The untold story of one of Australia's greatest aviation pioneersRick Searle
25 October 2018
Published by Allen & Unwin
Charles Ulm and Charles Kingsford Smith were the original pioneers of Australian aviation. Together they succeeded in a number of record-breaking flights that made them instant celebrities in Australia and around the world: the first east-to-west crossing of the Pacific, the first trans-Tasman flight, Australia to New Zealand, the first flight from New Zealand to Australia. Business ventures followed for them, as they set up Australian National Airways in late 1928. Smithy was the face of the airline, happier in the cockpit or in front of an audience than in the boardroom.
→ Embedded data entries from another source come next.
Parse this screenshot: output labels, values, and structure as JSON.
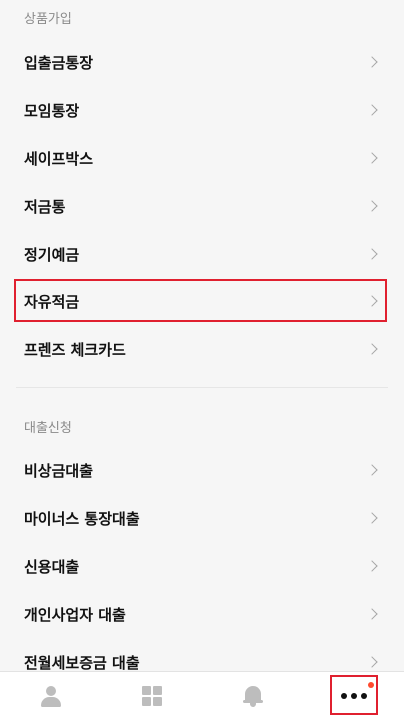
{
  "sections": {
    "products": {
      "header": "상품가입",
      "items": [
        {
          "label": "입출금통장"
        },
        {
          "label": "모임통장"
        },
        {
          "label": "세이프박스"
        },
        {
          "label": "저금통"
        },
        {
          "label": "정기예금"
        },
        {
          "label": "자유적금"
        },
        {
          "label": "프렌즈 체크카드"
        }
      ]
    },
    "loans": {
      "header": "대출신청",
      "items": [
        {
          "label": "비상금대출"
        },
        {
          "label": "마이너스 통장대출"
        },
        {
          "label": "신용대출"
        },
        {
          "label": "개인사업자 대출"
        },
        {
          "label": "전월세보증금 대출"
        }
      ]
    }
  },
  "tabbar": {
    "tabs": [
      {
        "icon": "person-icon"
      },
      {
        "icon": "grid-icon"
      },
      {
        "icon": "bell-icon"
      },
      {
        "icon": "more-icon",
        "has_notification": true
      }
    ],
    "notification_color": "#ff4a2e"
  },
  "highlight_color": "#e0202f"
}
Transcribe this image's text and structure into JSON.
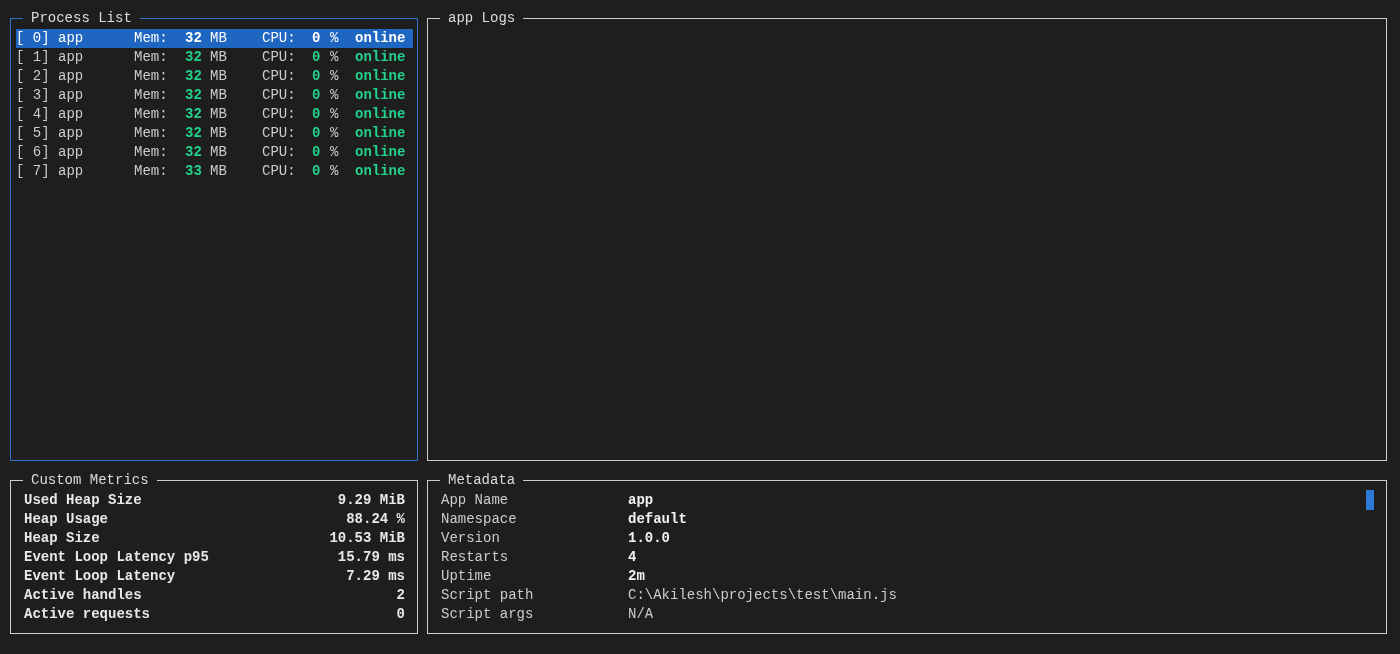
{
  "process_list": {
    "title": "Process List",
    "focused": true,
    "processes": [
      {
        "id": "[ 0]",
        "name": "app",
        "mem_label": "Mem:",
        "mem": "32",
        "mem_unit": "MB",
        "cpu_label": "CPU:",
        "cpu": "0",
        "cpu_unit": "%",
        "status": "online",
        "selected": true
      },
      {
        "id": "[ 1]",
        "name": "app",
        "mem_label": "Mem:",
        "mem": "32",
        "mem_unit": "MB",
        "cpu_label": "CPU:",
        "cpu": "0",
        "cpu_unit": "%",
        "status": "online",
        "selected": false
      },
      {
        "id": "[ 2]",
        "name": "app",
        "mem_label": "Mem:",
        "mem": "32",
        "mem_unit": "MB",
        "cpu_label": "CPU:",
        "cpu": "0",
        "cpu_unit": "%",
        "status": "online",
        "selected": false
      },
      {
        "id": "[ 3]",
        "name": "app",
        "mem_label": "Mem:",
        "mem": "32",
        "mem_unit": "MB",
        "cpu_label": "CPU:",
        "cpu": "0",
        "cpu_unit": "%",
        "status": "online",
        "selected": false
      },
      {
        "id": "[ 4]",
        "name": "app",
        "mem_label": "Mem:",
        "mem": "32",
        "mem_unit": "MB",
        "cpu_label": "CPU:",
        "cpu": "0",
        "cpu_unit": "%",
        "status": "online",
        "selected": false
      },
      {
        "id": "[ 5]",
        "name": "app",
        "mem_label": "Mem:",
        "mem": "32",
        "mem_unit": "MB",
        "cpu_label": "CPU:",
        "cpu": "0",
        "cpu_unit": "%",
        "status": "online",
        "selected": false
      },
      {
        "id": "[ 6]",
        "name": "app",
        "mem_label": "Mem:",
        "mem": "32",
        "mem_unit": "MB",
        "cpu_label": "CPU:",
        "cpu": "0",
        "cpu_unit": "%",
        "status": "online",
        "selected": false
      },
      {
        "id": "[ 7]",
        "name": "app",
        "mem_label": "Mem:",
        "mem": "33",
        "mem_unit": "MB",
        "cpu_label": "CPU:",
        "cpu": "0",
        "cpu_unit": "%",
        "status": "online",
        "selected": false
      }
    ]
  },
  "logs": {
    "title": "app Logs"
  },
  "custom_metrics": {
    "title": "Custom Metrics",
    "rows": [
      {
        "label": "Used Heap Size",
        "value": "9.29 MiB"
      },
      {
        "label": "Heap Usage",
        "value": "88.24 %"
      },
      {
        "label": "Heap Size",
        "value": "10.53 MiB"
      },
      {
        "label": "Event Loop Latency p95",
        "value": "15.79 ms"
      },
      {
        "label": "Event Loop Latency",
        "value": "7.29 ms"
      },
      {
        "label": "Active handles",
        "value": "2"
      },
      {
        "label": "Active requests",
        "value": "0"
      }
    ]
  },
  "metadata": {
    "title": "Metadata",
    "rows": [
      {
        "label": "App Name",
        "value": "app"
      },
      {
        "label": "Namespace",
        "value": "default"
      },
      {
        "label": "Version",
        "value": "1.0.0"
      },
      {
        "label": "Restarts",
        "value": "4"
      },
      {
        "label": "Uptime",
        "value": "2m"
      },
      {
        "label": "Script path",
        "value": "C:\\Akilesh\\projects\\test\\main.js",
        "plain": true
      },
      {
        "label": "Script args",
        "value": "N/A",
        "plain": true
      }
    ]
  }
}
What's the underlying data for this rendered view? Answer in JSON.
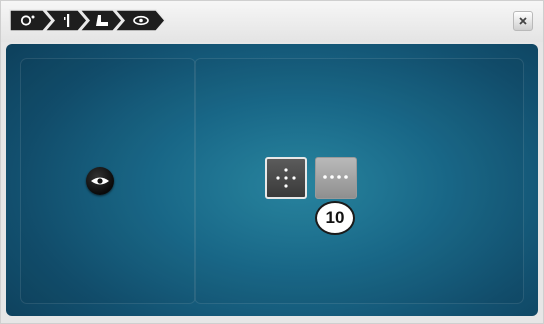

Ulm on the other hand was in his element as managing director. Ulm had the tenacity and organisational skills, yet Smithy had the charisma and the public acclaim. In 1932, Kingsford Smith received a knighthood for his services to flying, Ulm did not.
Business setbacks and dramas followed, as Ulm tried to develop the embryonic Australian airline industry. ANA fought hard against the young Qantas, already an establishment favourite, but a catastrophic crash on the airline’s regular route from Sydney to Melbourne and the increasing bite of the Great Depression forced ANA’s bankruptcy in 1933. Desperate to drum up publicity for a new airline venture, Ulm’s final flight was meant to demonstrate the potential for a regular trans-Pacific passenger service. Somewhere between San Francisco and Hawaii his plane, Stella Australis, disappeared. No trace of the plane or crew were ever found.
In the years since his death, attention has focused more and more on Smithy, leaving Ulm neglected and overshadowed. This biography will attempt to rectify that, showing that Ulm was at least Smithy’s equal as a flyer, and in many ways his superior as a visionary, as an organiser and as a businessman. His untimely death robbed Australia of a huge talent.